**Task details**. Count lines, not occurrences: report how many lines in the records hold the string "date", and nothing else.
[Opening Data supplied section]
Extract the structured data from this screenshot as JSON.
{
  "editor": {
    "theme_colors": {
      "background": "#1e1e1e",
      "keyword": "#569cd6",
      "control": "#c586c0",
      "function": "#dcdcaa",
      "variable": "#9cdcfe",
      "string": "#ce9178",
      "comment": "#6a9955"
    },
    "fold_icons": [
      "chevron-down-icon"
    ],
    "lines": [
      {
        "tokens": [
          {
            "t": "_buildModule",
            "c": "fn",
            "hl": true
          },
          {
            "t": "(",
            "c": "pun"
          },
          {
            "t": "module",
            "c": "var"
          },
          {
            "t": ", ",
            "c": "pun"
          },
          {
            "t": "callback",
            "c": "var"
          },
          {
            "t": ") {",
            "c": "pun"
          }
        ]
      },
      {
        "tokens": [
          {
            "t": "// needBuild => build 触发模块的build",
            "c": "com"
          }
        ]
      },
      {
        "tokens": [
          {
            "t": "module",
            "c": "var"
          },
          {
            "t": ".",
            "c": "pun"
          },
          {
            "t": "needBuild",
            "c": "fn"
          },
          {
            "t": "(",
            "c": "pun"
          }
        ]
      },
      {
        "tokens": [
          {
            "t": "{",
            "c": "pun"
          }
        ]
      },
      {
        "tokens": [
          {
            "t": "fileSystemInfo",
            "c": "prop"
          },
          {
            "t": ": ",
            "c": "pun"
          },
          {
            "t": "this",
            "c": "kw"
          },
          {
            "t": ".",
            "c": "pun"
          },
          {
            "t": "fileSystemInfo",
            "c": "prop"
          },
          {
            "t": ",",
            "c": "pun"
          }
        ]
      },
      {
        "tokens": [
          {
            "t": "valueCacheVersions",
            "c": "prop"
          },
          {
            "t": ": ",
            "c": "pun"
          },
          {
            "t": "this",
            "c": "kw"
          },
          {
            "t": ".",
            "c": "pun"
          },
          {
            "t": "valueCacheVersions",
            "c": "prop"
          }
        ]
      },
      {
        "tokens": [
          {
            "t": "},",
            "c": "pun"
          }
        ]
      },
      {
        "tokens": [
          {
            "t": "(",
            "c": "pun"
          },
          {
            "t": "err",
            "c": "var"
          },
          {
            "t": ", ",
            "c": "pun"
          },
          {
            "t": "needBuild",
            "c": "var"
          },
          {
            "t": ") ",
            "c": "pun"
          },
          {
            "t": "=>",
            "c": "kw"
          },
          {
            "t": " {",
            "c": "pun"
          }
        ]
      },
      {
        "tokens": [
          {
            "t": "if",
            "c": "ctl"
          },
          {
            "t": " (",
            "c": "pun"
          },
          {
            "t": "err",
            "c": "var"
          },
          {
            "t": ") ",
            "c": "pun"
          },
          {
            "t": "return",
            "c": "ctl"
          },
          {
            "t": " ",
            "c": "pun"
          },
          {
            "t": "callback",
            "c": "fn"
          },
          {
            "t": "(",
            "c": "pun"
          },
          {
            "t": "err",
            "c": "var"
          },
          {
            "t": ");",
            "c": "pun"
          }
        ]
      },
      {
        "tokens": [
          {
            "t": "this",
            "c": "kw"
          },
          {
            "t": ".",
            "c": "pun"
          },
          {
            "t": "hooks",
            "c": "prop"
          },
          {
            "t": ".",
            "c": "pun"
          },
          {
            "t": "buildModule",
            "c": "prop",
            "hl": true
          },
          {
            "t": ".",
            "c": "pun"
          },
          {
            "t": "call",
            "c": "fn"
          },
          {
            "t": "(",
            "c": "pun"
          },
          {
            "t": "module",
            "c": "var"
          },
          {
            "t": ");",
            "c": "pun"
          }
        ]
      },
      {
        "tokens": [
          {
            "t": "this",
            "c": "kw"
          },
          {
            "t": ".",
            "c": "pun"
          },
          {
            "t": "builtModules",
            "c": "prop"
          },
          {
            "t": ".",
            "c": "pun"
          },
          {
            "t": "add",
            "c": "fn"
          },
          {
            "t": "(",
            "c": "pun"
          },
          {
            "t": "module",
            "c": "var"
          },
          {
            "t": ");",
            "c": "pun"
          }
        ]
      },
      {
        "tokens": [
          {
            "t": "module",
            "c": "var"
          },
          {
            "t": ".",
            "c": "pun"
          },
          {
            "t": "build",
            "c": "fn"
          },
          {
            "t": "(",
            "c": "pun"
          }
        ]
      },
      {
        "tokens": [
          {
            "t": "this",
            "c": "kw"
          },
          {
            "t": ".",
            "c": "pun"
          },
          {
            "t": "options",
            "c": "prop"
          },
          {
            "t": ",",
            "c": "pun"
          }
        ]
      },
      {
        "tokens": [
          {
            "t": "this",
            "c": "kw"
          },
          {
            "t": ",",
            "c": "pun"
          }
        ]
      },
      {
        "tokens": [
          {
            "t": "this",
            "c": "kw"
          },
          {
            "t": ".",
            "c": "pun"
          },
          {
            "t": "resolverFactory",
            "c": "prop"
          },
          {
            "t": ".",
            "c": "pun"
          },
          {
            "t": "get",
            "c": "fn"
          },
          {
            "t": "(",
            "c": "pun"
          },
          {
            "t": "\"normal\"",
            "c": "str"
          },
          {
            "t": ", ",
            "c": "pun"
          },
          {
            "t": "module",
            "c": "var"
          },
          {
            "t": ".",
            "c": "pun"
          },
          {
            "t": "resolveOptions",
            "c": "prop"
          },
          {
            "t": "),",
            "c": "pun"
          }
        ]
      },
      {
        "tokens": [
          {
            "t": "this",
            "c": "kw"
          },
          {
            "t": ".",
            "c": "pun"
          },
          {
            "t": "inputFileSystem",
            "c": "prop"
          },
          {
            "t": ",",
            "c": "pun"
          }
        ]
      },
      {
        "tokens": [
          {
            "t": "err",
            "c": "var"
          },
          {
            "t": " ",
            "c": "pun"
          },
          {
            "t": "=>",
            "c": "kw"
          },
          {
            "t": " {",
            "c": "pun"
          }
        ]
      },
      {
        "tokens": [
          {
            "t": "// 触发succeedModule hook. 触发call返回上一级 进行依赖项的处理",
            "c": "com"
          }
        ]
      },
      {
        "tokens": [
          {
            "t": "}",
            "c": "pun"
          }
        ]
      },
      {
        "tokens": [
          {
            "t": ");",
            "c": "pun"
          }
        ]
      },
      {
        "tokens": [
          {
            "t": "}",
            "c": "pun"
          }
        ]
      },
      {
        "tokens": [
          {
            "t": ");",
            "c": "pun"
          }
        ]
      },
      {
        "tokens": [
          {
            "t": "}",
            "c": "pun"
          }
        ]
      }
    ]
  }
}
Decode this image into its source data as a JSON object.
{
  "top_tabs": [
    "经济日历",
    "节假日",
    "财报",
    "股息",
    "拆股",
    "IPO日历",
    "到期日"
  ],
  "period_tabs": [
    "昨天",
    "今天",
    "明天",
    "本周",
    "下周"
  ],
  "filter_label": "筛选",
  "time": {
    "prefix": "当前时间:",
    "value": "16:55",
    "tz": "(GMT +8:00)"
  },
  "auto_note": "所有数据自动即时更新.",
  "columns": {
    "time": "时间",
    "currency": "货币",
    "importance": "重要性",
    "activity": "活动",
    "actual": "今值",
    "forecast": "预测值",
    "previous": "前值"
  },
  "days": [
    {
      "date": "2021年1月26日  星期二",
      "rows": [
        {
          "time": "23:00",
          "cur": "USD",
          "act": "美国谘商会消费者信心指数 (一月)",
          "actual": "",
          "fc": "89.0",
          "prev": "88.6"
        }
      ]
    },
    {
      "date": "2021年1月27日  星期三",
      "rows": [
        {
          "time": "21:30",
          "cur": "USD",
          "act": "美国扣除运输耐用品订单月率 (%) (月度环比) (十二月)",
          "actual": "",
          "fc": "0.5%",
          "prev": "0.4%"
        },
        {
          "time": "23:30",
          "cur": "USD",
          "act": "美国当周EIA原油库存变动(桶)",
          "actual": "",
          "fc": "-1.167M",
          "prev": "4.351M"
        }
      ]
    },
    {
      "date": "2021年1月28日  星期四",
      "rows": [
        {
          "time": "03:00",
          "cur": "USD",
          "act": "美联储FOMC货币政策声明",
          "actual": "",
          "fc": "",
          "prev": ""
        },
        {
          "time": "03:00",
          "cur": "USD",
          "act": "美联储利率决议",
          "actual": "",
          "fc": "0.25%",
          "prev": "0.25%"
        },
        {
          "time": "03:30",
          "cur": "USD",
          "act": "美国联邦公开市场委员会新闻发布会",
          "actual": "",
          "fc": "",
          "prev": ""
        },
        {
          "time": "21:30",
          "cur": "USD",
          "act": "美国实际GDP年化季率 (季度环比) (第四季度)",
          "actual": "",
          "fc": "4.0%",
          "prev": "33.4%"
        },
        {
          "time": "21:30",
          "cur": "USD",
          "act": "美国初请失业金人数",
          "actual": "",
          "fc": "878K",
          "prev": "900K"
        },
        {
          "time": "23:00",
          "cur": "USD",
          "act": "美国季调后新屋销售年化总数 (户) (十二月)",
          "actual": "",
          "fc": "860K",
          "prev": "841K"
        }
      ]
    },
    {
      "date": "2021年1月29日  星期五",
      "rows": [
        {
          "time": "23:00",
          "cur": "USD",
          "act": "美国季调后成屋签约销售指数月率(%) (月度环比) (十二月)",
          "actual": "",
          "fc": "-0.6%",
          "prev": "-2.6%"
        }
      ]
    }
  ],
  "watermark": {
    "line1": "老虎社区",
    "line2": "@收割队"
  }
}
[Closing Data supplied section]
**Reply**. 4